The legendary Bullmastiff was developed from the old English Mastiffs and original working bulldogges and bandogges with intentions of creating an ideal guard dog. Gamekeepers wanted a dog of imposing size and strength, but it also needed to be agile and quick, to help them patrol the large properties at night and chase down and apprehend intruders without needlessly mauling or killing them.
Even though bandogges of this type have been around for centuries, it is S.E.Moseley that reportedly came up with the perfect balance of 60 percent English Mastiff and 40 percent Bulldog, although it has been suggested that the French Dogue de Bordeaux also played a role in creating the Bullmastiff, as did the English Bullterrier, Alano Espanol, Bloodhound, Newfoundland, Saint Bernard, Labrador Retriever and the Deutsche Dogge, the recipe depending on regional preferences, working requirements and availability of the breeds mentioned. It should be noted that the "bulldog" part of the recipe was not the modern breed known as the English Bulldog, but the original variety of lean and athletic working dogs common in Britain at the time. Other programmes were present at the same time as the famed Moseley experiment, using different recipes and employing various guardian breeds, but these strains eventually died out, even though their influence on the Bullmastiff is sometimes suggested by a number of breed fanciers.

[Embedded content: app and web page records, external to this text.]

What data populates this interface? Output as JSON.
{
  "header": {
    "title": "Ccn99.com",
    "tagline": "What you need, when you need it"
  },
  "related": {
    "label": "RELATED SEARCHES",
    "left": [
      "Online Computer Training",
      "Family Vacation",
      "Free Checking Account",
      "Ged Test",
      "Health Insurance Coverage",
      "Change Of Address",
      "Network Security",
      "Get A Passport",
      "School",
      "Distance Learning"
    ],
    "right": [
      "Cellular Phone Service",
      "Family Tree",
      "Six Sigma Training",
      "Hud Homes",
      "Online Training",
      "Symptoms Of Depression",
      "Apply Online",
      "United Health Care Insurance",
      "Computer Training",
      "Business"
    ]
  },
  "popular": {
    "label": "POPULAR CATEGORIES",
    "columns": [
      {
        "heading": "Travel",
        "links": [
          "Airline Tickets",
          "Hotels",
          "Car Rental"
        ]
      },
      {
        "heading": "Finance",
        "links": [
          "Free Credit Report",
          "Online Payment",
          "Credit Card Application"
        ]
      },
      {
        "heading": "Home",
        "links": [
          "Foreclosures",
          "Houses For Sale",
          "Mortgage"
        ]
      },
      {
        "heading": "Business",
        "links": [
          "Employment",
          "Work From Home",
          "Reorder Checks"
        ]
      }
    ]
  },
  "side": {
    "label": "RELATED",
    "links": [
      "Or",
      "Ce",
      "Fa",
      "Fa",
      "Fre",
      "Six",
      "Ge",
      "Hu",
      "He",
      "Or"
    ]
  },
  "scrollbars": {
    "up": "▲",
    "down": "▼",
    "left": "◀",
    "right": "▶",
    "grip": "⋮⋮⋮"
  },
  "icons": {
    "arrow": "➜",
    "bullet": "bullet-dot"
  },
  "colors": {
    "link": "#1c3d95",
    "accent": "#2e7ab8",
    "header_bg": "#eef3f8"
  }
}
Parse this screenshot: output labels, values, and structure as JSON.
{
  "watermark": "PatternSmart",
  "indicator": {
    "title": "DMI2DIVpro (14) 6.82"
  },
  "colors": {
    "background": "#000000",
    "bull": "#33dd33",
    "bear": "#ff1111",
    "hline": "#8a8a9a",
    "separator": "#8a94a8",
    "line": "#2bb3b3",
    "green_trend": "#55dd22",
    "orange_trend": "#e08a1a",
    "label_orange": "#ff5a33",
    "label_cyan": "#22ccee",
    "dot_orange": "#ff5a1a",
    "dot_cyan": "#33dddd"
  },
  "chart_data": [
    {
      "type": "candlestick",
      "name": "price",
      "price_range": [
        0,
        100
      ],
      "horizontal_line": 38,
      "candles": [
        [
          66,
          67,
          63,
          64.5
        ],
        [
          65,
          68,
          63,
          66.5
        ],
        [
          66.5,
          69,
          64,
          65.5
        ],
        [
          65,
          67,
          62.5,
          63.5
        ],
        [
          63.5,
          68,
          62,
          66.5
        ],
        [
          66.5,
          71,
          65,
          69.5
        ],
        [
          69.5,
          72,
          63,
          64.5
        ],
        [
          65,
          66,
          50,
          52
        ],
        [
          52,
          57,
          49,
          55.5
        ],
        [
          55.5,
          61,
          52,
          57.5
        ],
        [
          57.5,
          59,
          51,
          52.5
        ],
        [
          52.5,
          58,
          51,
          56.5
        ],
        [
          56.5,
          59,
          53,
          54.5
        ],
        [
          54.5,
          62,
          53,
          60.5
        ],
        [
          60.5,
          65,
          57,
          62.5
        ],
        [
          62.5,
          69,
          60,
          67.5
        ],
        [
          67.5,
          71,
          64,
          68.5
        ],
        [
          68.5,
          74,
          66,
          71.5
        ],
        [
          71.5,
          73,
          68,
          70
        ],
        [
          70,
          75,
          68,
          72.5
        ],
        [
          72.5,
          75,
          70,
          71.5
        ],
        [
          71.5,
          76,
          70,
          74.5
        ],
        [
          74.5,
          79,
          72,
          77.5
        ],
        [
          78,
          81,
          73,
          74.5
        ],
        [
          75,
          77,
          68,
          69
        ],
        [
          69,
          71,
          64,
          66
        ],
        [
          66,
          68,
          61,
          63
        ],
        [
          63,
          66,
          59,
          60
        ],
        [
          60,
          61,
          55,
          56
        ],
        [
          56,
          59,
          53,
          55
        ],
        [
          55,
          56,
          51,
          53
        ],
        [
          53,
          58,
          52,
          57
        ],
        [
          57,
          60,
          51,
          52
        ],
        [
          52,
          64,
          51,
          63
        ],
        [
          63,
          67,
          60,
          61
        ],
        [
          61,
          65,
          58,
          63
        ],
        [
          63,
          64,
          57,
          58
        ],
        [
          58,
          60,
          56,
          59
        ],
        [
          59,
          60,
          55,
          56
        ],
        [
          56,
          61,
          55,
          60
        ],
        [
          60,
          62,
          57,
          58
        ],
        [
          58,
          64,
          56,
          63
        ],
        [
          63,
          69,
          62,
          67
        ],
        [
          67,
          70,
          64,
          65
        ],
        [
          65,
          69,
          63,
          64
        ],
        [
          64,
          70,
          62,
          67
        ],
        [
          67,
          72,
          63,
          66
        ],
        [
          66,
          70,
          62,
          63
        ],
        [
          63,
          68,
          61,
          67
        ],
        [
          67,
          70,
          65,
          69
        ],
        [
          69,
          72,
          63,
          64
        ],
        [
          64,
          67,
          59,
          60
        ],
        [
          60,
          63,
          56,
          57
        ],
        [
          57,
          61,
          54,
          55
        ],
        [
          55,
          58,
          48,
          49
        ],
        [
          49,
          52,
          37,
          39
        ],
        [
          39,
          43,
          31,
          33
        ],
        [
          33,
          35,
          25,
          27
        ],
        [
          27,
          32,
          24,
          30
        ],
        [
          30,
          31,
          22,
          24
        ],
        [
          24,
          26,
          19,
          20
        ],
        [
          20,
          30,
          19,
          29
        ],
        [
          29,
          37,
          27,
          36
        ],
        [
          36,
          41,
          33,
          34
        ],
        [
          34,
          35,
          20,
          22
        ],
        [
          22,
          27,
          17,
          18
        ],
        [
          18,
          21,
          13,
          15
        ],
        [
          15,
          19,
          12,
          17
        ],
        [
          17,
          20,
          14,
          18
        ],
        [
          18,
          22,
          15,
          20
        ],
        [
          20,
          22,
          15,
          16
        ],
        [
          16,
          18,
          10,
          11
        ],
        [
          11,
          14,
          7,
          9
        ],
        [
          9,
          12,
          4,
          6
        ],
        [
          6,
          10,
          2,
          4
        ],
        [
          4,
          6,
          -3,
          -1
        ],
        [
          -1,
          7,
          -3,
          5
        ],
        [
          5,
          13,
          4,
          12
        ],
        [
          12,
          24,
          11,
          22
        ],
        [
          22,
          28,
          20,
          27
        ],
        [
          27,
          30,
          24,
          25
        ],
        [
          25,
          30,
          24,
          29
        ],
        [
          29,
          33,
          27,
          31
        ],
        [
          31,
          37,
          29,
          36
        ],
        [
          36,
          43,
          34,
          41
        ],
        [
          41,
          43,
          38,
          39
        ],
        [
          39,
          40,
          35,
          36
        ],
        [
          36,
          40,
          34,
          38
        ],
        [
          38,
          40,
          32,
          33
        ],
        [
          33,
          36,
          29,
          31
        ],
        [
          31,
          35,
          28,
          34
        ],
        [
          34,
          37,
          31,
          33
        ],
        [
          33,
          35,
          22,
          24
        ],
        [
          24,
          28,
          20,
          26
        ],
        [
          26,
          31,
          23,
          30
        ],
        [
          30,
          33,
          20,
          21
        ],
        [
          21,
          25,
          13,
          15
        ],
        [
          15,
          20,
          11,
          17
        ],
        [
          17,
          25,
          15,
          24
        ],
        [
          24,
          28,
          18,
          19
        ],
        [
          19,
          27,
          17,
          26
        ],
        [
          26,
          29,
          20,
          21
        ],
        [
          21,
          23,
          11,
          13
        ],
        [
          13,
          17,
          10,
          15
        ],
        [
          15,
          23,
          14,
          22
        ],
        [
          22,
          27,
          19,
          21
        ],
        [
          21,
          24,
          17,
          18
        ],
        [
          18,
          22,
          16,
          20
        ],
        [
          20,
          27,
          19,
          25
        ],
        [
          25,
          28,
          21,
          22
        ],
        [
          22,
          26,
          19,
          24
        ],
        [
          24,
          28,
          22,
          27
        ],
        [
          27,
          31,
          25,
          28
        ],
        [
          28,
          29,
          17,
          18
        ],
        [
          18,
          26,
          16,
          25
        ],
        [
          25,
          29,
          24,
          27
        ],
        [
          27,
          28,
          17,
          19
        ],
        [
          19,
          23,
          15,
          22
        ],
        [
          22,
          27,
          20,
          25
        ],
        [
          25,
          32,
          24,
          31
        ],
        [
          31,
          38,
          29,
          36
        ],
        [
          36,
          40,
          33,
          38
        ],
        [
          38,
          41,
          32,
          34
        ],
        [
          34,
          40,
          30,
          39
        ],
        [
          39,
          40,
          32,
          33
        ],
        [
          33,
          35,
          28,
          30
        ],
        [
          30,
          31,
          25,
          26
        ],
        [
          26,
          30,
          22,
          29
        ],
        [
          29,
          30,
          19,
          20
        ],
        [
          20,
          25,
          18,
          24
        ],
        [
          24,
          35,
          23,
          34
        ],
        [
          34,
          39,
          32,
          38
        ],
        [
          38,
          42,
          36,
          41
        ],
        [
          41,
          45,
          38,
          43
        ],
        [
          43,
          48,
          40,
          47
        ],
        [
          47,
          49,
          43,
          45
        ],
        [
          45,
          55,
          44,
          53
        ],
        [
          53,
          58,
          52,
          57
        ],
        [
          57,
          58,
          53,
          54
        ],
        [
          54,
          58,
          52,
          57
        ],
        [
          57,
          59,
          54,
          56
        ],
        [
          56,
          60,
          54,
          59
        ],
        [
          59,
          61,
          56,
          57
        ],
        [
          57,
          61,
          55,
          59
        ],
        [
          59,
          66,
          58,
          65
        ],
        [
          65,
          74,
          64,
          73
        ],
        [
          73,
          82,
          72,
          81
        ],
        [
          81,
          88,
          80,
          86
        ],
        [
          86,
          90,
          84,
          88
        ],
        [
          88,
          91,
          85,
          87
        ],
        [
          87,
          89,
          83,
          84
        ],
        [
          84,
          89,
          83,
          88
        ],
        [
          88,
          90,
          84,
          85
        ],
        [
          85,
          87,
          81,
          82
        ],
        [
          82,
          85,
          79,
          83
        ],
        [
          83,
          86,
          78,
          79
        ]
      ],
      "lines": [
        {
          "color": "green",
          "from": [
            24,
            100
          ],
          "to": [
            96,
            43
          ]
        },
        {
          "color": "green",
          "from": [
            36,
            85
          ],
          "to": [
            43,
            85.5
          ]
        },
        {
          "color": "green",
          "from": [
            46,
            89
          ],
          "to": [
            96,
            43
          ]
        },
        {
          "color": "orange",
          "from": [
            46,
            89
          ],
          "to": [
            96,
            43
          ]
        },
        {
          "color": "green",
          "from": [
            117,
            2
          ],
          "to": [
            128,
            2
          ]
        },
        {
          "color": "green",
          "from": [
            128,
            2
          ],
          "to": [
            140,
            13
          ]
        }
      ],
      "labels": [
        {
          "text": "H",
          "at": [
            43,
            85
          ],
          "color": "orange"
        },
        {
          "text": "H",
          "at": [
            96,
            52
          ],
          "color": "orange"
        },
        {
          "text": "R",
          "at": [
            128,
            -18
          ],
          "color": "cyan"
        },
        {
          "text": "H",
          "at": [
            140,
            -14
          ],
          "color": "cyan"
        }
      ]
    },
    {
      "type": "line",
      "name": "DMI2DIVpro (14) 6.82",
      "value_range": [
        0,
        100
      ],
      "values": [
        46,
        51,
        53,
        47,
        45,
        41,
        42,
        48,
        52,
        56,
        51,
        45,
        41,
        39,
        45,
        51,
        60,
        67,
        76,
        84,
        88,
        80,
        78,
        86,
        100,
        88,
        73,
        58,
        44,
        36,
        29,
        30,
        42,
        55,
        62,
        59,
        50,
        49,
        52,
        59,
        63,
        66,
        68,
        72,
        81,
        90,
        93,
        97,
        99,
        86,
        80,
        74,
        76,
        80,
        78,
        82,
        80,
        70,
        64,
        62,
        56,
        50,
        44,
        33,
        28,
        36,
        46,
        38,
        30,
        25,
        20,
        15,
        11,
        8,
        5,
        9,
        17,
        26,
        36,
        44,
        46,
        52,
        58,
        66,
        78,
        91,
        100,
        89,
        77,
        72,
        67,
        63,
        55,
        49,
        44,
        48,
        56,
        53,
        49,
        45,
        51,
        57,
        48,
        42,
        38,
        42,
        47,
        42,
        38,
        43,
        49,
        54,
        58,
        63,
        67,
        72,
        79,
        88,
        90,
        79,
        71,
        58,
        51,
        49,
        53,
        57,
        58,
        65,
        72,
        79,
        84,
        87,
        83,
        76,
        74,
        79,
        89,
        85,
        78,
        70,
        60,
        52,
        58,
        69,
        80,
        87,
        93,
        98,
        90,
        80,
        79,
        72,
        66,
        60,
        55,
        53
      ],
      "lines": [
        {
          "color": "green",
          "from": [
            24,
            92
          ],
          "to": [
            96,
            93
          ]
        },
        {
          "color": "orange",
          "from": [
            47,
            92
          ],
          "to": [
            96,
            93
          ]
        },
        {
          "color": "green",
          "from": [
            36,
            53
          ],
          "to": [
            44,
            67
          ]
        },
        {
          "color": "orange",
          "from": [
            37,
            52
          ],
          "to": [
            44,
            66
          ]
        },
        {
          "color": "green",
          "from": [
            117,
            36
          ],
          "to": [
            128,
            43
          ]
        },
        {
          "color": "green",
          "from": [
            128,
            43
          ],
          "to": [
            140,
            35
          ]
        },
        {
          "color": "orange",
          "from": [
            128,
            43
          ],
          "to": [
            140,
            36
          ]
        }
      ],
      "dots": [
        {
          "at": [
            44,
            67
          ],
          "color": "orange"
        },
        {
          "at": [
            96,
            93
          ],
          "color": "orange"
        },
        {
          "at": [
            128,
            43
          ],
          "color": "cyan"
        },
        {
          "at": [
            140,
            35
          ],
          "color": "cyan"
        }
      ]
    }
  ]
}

Apart from the Moseley bloodline, another influential, as well as older strain of early Bullmastiffs was the celebrated Burton line, named after its developer, whose famous bandogge known as Thorneywood Terror gained notoriety for its superb working abilities and athleticism, eventually serving as the basis for the Bullmastiff breed Standard. Many Bullmastiffs were initially double-registered as English Mastiffs, but once the breed type was set, the two breeds were properly separated. Subsequent matings with the English Bulldog and the English Mastiff, as well as with other breeds, resulted in the establishment of the modern Bullmastiff, but many fanciers choose to believe that the breed remained unchanged throughout the years. Whatever the case may be, the English Bullmastiff was a major success. The breed was recognized in 1948 and remained a well-loved Show dog and family pet and protector worldwide ever since, although it differs from its original incarnation in both appearance and temperament.

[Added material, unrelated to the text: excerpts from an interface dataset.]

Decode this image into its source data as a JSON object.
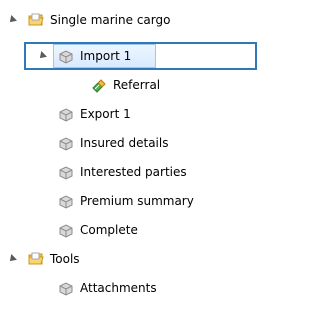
{
  "tree": {
    "items": [
      {
        "label": "Single marine cargo",
        "icon": "folder-icon",
        "expanded": true
      },
      {
        "label": "Import 1",
        "icon": "cargo-icon",
        "expanded": true,
        "selected": true
      },
      {
        "label": "Referral",
        "icon": "referral-icon"
      },
      {
        "label": "Export 1",
        "icon": "cargo-icon"
      },
      {
        "label": "Insured details",
        "icon": "cargo-icon"
      },
      {
        "label": "Interested parties",
        "icon": "cargo-icon"
      },
      {
        "label": "Premium summary",
        "icon": "cargo-icon"
      },
      {
        "label": "Complete",
        "icon": "cargo-icon"
      },
      {
        "label": "Tools",
        "icon": "folder-icon",
        "expanded": true
      },
      {
        "label": "Attachments",
        "icon": "cargo-icon"
      }
    ]
  },
  "colors": {
    "selection_border": "#2f79b8",
    "selection_fill_top": "#eef6ff",
    "selection_fill_bottom": "#d7eaff",
    "expander": "#5a5a5a",
    "folder": "#f0b93d",
    "cargo": "#c8c8c8",
    "referral": "#3f9b3c"
  }
}
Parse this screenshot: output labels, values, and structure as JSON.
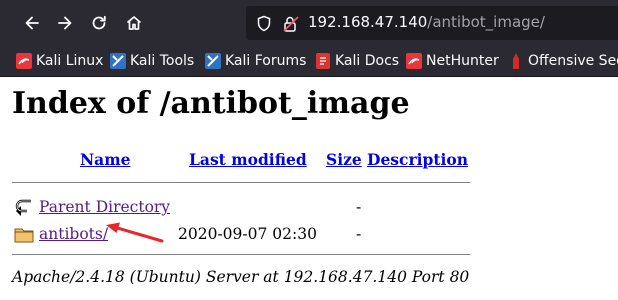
{
  "browser": {
    "url_host": "192.168.47.140",
    "url_path": "/antibot_image/",
    "bookmarks": [
      {
        "label": "Kali Linux",
        "icon": "kali-icon"
      },
      {
        "label": "Kali Tools",
        "icon": "kali-tools-icon"
      },
      {
        "label": "Kali Forums",
        "icon": "kali-forums-icon"
      },
      {
        "label": "Kali Docs",
        "icon": "kali-docs-icon"
      },
      {
        "label": "NetHunter",
        "icon": "nethunter-icon"
      },
      {
        "label": "Offensive Secu",
        "icon": "offsec-icon"
      }
    ]
  },
  "page": {
    "title": "Index of /antibot_image",
    "columns": {
      "name": "Name",
      "modified": "Last modified",
      "size": "Size",
      "description": "Description"
    },
    "rows": [
      {
        "name": "Parent Directory",
        "modified": "",
        "size": "-",
        "description": "",
        "icon": "back-arrow-icon"
      },
      {
        "name": "antibots/",
        "modified": "2020-09-07 02:30",
        "size": "-",
        "description": "",
        "icon": "folder-icon"
      }
    ],
    "footer": "Apache/2.4.18 (Ubuntu) Server at 192.168.47.140 Port 80"
  },
  "colors": {
    "toolbar": "#2b2a33",
    "urlbar": "#1c1b22",
    "link": "#0000ee",
    "visited_link": "#551a8b",
    "annotation_arrow": "#e8262b"
  }
}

A very popular breed worldwide, the Bullmastiff makes a lovely companion and a good service dog, although true working lines are becoming rare. This is an even-tempered breed, loving of its owner and gentle with children. Proper training is essential, due to its great physical strength and somewhat confrontational nature. Muscular, wide-chested and agile, this is a very athletic Molosser. The head is large and round, reasonably wrinkled and having a shorter muzzle than associated with the breed's closest cousin, the English Mastiff. The muzzle itself is fairly blunt and square, with a black mask preferred and a black nose being a requirement.
The flat coat is short, dense and weather resistant, most often coloured in solid fawn, red and brindle, with small white markings acceptable on the chest. Average height is around 26 inches.